NTB: What is ultrasonic stir welding?
Ding: First of all I’m happy to say that the U.S. patent was allowed for the ultrasonic stir welding (USW) process just a few weeks ago. USW is also a solid state welding process. I heat the weld piece using high powered ultrasonic energy. Ultrasonic stir welding is an idea I got after looking at video of ultrasonic assisted drilling. The video shows the effects of drilling through, say, a half-inch thick steel plate with a quarter-inch drill bit, with and without ultrasonic energy applied. Without ultrasonic energy, the drill takes considerable time and force to drill through the steel plate. A load cell records the amount of force it takes to push the drill clear through the plate and is represented in a strip chart. During the drilling with no ultrasonics, the needle on the strip chart goes very high on the scale and then drops to zero when the drill pops through the steel plate. When the ultrasonic energy is applied, the drill cuts through the steel plate very quickly with significantly less force. The strip chart needle barely rises from the bottom of the scale. Without ultrasonic energy, the typical metal chips fly off the drill bit while drilling. When the ultrasonic energy is turned on, one long metallic “apple peel” is discharged, or, peels away, from the drilling process – no chips. This is because the ultrasonic energy plasticizes the steel at the interface between the drill tip and the workpiece. It’s really pretty amazing! So this video showed the heating of the metal by the drill bit and the reduction of forces when drilling. And what is USW? It’s primarily a very, very small drill bit (to stir the plastic material) with a non rotating containment plate to contain the plastic material.
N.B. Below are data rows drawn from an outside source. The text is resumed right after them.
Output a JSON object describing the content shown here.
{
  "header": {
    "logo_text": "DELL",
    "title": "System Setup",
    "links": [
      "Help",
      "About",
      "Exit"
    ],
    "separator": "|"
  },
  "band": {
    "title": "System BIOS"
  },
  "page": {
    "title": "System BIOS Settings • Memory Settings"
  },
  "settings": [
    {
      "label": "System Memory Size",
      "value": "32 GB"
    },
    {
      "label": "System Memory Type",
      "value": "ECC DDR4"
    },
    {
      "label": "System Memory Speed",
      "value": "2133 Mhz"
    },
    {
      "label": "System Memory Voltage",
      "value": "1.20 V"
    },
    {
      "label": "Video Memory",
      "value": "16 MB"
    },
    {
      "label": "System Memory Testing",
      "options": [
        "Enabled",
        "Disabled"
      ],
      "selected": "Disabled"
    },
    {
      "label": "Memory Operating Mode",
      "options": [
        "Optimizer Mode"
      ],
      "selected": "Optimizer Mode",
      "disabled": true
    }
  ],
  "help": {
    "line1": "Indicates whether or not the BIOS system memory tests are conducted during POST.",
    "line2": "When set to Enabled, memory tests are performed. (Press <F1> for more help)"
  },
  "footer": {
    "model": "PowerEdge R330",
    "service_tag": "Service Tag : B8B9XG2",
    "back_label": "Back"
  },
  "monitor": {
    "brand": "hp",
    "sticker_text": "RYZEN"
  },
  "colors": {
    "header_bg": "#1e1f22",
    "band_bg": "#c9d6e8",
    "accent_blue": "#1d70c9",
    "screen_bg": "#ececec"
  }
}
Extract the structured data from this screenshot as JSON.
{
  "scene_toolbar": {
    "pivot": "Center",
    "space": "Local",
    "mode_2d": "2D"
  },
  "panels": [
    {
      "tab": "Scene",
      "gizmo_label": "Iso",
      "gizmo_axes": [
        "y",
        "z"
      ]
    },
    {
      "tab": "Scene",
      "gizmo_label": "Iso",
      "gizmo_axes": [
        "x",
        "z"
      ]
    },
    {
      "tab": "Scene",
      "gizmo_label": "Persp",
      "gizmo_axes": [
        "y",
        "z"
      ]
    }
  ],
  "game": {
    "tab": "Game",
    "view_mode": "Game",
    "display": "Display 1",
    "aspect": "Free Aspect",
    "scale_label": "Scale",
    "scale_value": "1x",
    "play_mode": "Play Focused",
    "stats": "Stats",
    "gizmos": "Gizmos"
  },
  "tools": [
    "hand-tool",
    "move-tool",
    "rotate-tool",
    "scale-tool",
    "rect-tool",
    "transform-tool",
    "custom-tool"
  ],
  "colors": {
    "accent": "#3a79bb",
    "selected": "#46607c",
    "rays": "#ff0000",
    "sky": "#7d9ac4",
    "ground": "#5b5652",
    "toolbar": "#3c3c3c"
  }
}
Last summer I set up a little high-powered ultrasonic test bed to generate data. The primary data showed that I can heat metals into a plastic temperature state with ultrasonic energy and I can significantly reduce plunging forces. So ultrasonic stir welding, I believe, will be a way that we can take a solid state weld process and integrate it with an off-the-shelf robot for welding. Right now a huge robust robot is required to absorb the loads for friction stir welding, but with ultrasonics, I think, an off-the-shelf robot will be able to perform USW